## [ASSIGNED TASK]
Where "role" appears in a line of the entries below, that line should be copied.

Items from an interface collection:
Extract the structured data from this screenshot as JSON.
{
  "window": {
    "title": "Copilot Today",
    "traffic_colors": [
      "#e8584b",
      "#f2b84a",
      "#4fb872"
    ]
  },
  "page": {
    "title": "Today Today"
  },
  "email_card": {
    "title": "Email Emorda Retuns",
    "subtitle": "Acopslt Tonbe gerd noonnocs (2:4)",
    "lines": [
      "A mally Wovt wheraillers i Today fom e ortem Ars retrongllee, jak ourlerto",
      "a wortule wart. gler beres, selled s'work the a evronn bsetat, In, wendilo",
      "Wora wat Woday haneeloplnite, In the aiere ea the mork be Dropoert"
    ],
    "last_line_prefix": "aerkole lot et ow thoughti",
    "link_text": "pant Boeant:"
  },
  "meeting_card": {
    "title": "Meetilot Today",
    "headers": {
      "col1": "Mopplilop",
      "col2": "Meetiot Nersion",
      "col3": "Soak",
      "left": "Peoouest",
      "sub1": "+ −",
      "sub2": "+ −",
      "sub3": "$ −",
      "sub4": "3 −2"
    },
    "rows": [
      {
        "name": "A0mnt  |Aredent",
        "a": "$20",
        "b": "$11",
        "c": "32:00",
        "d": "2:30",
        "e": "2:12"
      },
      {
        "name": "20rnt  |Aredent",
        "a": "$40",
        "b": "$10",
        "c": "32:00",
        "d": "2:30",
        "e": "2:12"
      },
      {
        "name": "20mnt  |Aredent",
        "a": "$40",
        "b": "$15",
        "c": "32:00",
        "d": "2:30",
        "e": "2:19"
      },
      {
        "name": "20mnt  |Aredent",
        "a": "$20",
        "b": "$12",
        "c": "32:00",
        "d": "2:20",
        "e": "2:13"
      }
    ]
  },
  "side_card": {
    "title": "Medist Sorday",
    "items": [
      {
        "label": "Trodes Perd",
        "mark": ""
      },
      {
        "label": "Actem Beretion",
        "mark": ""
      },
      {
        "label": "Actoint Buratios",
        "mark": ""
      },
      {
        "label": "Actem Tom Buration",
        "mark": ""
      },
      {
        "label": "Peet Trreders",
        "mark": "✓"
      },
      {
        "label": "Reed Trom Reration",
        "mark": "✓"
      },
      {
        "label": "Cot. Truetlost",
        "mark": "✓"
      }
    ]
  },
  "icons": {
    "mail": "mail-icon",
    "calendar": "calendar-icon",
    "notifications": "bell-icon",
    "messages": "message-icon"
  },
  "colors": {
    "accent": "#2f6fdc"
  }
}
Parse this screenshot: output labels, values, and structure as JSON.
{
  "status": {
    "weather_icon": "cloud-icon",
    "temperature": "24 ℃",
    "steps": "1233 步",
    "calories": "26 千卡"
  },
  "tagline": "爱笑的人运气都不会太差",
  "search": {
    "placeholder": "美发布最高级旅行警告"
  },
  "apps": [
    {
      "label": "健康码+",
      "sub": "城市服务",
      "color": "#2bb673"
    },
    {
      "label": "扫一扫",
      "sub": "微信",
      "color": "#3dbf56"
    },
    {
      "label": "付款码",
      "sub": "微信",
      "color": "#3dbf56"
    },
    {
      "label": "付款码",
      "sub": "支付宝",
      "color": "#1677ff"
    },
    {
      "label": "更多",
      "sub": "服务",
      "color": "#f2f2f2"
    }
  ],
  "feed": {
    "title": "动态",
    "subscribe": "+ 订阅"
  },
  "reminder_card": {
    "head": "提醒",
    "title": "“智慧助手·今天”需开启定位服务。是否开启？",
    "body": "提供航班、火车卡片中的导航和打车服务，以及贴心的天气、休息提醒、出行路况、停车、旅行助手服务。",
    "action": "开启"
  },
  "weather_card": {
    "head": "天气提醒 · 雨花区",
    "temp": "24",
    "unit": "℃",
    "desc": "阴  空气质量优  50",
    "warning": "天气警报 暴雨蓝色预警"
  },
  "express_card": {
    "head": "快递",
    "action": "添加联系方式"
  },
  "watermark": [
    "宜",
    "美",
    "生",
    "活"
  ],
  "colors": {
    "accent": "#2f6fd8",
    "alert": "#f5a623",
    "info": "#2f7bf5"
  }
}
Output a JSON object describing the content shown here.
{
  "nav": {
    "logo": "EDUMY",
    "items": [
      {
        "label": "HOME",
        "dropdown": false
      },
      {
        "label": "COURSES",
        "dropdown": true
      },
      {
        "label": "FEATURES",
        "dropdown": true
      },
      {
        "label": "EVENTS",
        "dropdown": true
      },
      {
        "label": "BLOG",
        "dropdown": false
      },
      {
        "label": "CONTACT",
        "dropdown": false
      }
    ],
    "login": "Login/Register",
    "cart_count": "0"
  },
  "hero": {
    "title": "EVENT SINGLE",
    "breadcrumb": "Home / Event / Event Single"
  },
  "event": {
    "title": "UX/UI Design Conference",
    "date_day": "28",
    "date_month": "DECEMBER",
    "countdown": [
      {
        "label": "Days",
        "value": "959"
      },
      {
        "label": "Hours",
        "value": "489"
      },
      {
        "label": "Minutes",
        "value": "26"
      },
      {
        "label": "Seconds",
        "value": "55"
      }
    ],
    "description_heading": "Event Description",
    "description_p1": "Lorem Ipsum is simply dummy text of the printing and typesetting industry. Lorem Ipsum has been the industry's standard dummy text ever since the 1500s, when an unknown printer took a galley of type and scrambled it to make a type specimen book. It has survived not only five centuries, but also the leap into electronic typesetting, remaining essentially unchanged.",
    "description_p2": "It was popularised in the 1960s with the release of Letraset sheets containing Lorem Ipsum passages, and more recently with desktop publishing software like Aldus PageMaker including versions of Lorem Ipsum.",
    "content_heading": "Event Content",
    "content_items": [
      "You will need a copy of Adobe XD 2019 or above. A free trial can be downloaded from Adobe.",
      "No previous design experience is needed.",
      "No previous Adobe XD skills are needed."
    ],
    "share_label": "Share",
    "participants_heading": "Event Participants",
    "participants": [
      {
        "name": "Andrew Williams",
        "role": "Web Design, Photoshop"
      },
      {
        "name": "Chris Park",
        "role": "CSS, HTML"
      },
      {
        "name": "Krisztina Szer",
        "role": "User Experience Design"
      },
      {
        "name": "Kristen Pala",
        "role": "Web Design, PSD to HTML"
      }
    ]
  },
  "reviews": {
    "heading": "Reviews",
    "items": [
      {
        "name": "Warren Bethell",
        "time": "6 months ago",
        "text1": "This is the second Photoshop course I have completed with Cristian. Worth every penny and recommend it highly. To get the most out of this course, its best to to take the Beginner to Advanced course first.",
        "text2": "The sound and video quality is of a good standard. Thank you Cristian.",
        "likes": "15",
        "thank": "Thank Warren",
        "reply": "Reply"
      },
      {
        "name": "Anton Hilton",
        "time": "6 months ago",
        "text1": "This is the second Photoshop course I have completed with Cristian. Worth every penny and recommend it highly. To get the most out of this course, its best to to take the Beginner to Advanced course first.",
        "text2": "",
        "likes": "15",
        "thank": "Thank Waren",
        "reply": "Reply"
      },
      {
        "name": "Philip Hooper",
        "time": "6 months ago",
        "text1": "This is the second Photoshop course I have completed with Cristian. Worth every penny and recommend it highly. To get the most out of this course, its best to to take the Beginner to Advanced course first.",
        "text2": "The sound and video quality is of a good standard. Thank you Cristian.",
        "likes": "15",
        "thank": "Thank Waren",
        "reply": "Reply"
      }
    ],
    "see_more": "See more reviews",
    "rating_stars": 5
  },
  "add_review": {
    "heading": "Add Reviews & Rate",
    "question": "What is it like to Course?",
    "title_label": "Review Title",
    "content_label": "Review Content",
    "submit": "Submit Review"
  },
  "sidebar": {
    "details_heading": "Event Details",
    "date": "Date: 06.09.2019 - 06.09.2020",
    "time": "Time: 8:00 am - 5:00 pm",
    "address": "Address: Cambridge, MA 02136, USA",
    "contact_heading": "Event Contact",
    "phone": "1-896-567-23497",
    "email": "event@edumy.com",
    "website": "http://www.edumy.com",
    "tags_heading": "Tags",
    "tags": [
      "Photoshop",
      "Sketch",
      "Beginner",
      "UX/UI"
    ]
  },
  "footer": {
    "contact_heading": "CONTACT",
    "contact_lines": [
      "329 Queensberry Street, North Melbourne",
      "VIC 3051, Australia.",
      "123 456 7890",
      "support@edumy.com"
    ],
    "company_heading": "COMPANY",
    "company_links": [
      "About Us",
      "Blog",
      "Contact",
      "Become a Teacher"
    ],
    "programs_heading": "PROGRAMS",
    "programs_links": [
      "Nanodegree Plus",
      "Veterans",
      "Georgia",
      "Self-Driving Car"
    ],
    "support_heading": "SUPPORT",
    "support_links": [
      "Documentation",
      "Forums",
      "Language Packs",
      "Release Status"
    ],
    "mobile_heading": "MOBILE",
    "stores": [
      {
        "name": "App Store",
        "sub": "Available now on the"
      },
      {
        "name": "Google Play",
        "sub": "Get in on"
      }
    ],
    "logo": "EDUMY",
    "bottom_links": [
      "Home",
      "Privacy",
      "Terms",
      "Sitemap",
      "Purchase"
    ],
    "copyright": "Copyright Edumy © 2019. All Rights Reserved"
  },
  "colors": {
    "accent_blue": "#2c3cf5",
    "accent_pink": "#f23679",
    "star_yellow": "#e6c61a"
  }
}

## [EXERCISE RESULT]
        "role": "Web Design, Photoshop"
        "role": "CSS, HTML"
        "role": "User Experience Design"
        "role": "Web Design, PSD to HTML"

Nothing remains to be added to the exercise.